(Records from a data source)
------------------------------------------------------------------------
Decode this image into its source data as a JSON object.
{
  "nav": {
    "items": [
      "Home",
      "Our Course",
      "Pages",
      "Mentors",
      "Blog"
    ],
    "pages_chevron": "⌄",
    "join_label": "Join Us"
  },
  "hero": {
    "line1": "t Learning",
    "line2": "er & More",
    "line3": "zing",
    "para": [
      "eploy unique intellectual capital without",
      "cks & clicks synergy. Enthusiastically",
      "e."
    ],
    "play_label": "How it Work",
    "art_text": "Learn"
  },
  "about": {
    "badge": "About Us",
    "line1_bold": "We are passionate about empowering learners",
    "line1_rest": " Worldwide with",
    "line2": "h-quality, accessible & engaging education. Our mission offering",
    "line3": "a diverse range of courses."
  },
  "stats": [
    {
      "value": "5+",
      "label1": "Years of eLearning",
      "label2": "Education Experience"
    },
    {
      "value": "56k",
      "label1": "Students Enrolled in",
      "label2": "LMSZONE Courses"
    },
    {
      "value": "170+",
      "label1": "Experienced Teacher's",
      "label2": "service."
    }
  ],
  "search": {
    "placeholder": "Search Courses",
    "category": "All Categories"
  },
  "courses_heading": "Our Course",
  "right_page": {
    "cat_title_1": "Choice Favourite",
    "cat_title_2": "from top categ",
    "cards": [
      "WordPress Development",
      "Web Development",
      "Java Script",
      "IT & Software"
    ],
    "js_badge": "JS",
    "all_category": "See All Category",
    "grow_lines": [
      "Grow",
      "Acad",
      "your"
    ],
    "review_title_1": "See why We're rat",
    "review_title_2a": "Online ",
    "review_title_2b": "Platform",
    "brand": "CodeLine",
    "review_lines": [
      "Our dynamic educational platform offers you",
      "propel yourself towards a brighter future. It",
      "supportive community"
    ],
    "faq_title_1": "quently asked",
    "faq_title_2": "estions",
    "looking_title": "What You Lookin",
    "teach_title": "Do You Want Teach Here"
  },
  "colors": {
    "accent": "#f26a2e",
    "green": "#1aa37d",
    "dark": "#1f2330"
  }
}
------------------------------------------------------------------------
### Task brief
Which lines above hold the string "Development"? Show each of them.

### The answer
      "WordPress Development",
      "Web Development",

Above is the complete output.